Getting in on this apparent “Spring Blockbuster” craze, Life, directed by Daniel Espinosa and penned by Deadpool writers Rhett Reese and Paul Wernick, is about a six person team of astronauts aboard the International Space Station who retrieve soil samples from Mars and find microscopic cells within – ground-breaking proof of life on other planets. The cells begin to grow at an accelerated rate, developing into a being with intelligence and a survival instinct but then, wouldn’t you know it, it starts to attack the crew and they must prevent it from getting back to Earth.
And if all of that makes you think “Well, I’ve seen that film before”, it’s because you almost definitely have. The story is basic, uninspired and derivative of the likes of Alien and Gravity – put both of those films in a blender and Life will undoubtedly be created. It’s all there: a creature is brought on board, it seems pretty harmless, someone makes a misguided decision, something goes wrong, the creature escapes and starts killing, the crew is picked off one by one, technical problems keep occurring, someone has to go outside and fix something, they can’t let the thing reach Earth, there’s some self-sacrifice and only two are left standing by the end (is it a spoiler if it’s blindingly obvious?).
Life has no real reason to exist and is ultimately a pointless, meandering, by-the-numbers film that has nothing original to bring to the table and simply makes us pine for better films like the aforementioned Alien and Gravity. There is perhaps an attempt to focus on the thing’s survival instinct and how it needs oxygen and water like the rest of us, perhaps encouraging a little sympathy for the alien but this element doesn’t really go anywhere and is soon forgotten, never important enough to begin with. There is also an attempt at something different at the very end but at a certain point, even that part becomes cliched and predictable.
Elsewhere, the visuals are good, though nothing we haven’t seen before, the music is alright and the creature itself is well-designed, not ground-breaking but fine, initially having something of an Abyss vibe about it. There are also no bad performances; Ryan Reynolds essentially shows up to make a few jokes and drop a few f-bombs and Jake Gyllenhaal does the very best that he can, in spite of the fact that he has no good material to work with. In spite of this though, we see none of the much talked about bromance between the two of them; they definitely should have shared more scenes together! Everyone else in the cast is okay but dispensable, pretty much existing to get the audience wondering who’s going to die next. There is an attempt to create some backstories but they’re half-baked and are ultimately uninteresting and meaningless.
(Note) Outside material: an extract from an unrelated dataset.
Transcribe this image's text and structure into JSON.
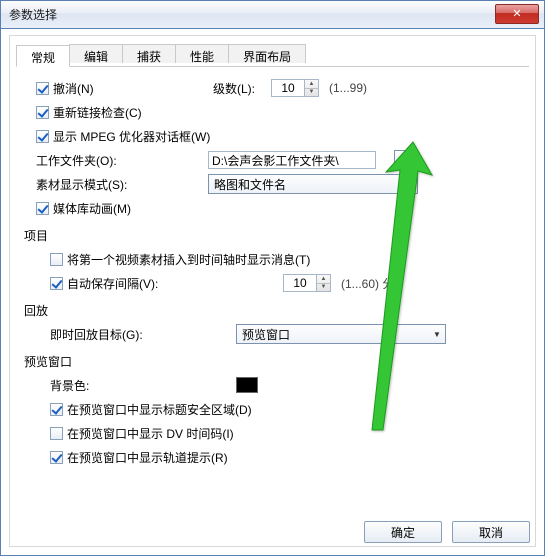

The film is also effectively gory when it needs to be and there are plenty of shocking scenes that provoke unease and scares.
And I also have to mention that the film gets off to a slow, boring start and that a potentially thrilling scene involving catching a space shuttle was shot from an interior perspective and as such, offered no thrills at all.